So, I have been totally honest with the investigator. The definition that the investigator is using to define arrest is NOT what happened to me, and I have been completely honest.

If I am asked again about this, I fully intend to state exactly what I have found out. Thanks Ed for your previous guidance.

Thoughts? I have spoken to a couple of colleagues who actually did not disclose worse things that came up, and know of others who have far worse and hold Public Trust. Can I relax?

I disclosed the incident…so obviously am not hiding it. I am a career employee and a vet.

Is suitability a challenge here? Public Trust, Moderate Risk - 5N


Read the question again, it states CONVICTED of domestic violence. This is not the same as what she is describing.

So you were found guilty of the incident. I read this as a conviction.

As discussed elsewhere . . . If an investigator has a piece of paper that says that you were arrested, your “perception” doesn’t matter. The proper response is, “I had no idea that this was considered an arrest, but if the official account says that I was arrested, I must have been.”

Now . . . This all happened 27 years ago? What has happened since you discussed with the investigator? Have you been told anything? Because I doubt that this is going to be more than a blip on your reinvestigation. The investigator is REQUIRED to research anything that shows up so he or she is just doing her job. The investigator isn’t making any judgements, they just follow and report the facts.

So, your biggest problem now isn’t the arrest and conviction from 27 years ago, it’s that you “continue to deny that you were arrested even after being presented with contrary information.” Even at that, you should, very likely, be OK. Unless . . . You were required to have reported the arrest and/or conviction during prior investigations.

1 Like

Thanks Ed. This is the first investigation in 20 years in which this has come up. I did as you previously suggested and did some reaearch. Clearance lawyer stated that this does constitute an arrest, the actual police dept where this happened stated that it depends-and they dont have the report anymore-if there was one. I was deemed suitable in 2013 by my current agency and have been told repeatedly that reinvestigations here ONLY take into account a five year period.
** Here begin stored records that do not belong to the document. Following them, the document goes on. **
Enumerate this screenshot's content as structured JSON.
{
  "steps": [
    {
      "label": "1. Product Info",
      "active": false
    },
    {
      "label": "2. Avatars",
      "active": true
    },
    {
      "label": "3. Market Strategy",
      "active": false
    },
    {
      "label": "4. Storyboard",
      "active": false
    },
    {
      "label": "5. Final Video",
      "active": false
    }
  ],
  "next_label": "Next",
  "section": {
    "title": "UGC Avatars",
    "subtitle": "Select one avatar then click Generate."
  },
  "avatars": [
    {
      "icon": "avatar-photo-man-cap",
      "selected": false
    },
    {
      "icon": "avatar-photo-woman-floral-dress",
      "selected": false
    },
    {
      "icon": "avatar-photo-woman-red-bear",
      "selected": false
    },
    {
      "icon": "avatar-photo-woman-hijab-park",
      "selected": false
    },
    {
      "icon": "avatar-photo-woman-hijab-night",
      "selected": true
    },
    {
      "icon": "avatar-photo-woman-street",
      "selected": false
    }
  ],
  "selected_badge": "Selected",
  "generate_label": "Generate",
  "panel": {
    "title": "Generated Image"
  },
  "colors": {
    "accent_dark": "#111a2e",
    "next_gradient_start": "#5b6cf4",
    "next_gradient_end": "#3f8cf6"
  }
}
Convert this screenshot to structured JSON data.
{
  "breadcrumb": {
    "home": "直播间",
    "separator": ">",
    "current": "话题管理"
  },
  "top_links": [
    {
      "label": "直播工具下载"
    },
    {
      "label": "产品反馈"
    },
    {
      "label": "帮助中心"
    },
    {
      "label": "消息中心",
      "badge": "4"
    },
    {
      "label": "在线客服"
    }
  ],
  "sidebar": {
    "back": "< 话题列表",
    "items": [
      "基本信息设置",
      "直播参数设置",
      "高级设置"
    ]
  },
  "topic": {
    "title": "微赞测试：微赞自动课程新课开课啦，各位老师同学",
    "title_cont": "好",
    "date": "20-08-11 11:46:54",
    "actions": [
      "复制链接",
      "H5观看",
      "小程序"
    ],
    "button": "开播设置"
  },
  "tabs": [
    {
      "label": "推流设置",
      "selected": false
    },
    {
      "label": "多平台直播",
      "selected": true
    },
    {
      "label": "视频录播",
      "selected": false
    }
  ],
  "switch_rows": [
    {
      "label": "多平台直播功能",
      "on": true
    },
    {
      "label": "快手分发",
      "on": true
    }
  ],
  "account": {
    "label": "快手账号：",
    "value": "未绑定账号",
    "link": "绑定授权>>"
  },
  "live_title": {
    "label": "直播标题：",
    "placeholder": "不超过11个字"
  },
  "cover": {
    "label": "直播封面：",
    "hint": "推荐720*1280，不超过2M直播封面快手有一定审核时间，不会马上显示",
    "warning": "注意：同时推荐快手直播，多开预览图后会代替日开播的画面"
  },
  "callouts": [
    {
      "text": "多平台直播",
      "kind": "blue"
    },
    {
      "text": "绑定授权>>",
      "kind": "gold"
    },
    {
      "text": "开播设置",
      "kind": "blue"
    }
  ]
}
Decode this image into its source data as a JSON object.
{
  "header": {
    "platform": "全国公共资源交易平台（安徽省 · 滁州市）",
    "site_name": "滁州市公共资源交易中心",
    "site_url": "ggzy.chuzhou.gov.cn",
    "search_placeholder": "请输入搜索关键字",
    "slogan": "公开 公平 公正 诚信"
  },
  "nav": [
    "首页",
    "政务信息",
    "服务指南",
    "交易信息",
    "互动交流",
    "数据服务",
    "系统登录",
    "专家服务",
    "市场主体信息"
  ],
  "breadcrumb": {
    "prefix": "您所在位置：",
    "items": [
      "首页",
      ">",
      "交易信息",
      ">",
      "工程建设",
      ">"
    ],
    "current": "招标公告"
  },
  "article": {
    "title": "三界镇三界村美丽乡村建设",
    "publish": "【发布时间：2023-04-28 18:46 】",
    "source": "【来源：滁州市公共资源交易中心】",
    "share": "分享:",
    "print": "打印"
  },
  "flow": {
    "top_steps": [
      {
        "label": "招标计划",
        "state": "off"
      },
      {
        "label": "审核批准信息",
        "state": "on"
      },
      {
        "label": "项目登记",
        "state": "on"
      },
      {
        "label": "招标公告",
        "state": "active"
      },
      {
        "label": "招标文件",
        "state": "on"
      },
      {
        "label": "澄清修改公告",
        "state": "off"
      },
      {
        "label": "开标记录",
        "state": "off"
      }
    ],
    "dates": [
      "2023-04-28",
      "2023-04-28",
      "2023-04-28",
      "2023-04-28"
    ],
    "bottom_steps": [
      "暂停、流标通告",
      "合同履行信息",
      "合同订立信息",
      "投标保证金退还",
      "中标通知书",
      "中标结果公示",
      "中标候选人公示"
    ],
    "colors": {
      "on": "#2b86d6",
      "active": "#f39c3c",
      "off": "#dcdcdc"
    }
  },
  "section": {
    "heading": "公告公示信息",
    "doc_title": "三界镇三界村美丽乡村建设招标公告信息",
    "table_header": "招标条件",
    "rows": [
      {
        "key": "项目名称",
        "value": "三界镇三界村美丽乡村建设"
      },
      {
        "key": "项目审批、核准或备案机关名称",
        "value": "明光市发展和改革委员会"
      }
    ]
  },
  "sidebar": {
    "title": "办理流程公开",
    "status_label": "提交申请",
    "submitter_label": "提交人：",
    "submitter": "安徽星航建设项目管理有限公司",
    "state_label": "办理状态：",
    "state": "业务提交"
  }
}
At any rate, if this comes up, or I am asked about this ever again…the first thing out of my mouth will be I was arrested. When she called me, I didnt want to change my story, since her definition of what happened was different. She actually asked again during the call if I was handcuffed? What was I supposed to do…say yes? I get it, and know how to respond from now on. Thanks!

Should I contact the investigator and tell her what I have learned?

No . . . Why would you say that you were handcuffed if you were not? The problem is that you were arrested, by definition. It doesn’t matter that you have been told that RIs only cover the last five years. It’s not true. The issue at hand is that you didn’t report this arrest or the conviction (which may not have been required since it would appear to have been a misdemeanor, during previous investigations and you should have.

The fact that you, reasonably, believed that you were not arrested IS a mitigating factor for the failure to report the arrest. If the charge and conviction are an issue, you clearly should have know about and reported those. Mitigation will be more difficult but, I think that you should still be able to clear because of the time that has passed. It will just be more difficult.

1 Like

Hi Ed-I reported it. Under the question regarding have you EVER been convicted of a domestic issue-I said yes. The new supplemental form ask a new question. Due to the word EVER. In my past investigations, it was outside fhe timeframe.

A quick stop to an urban myth - your federal background investigation, to include the adjudication, can involve information more than five years ago. This is especially true if the incident/issue/arrest was not adjudicated during a previous investigation and/or if the new investigation is for a higher risk position.

With that disclaimer - the time factor still comes into play. The longer since the last similar behavior, the better off you are in adjudication. Please note, I did not say that the older issue would not cause you pain, just that time is a common mitigating factor.


Thank you very much!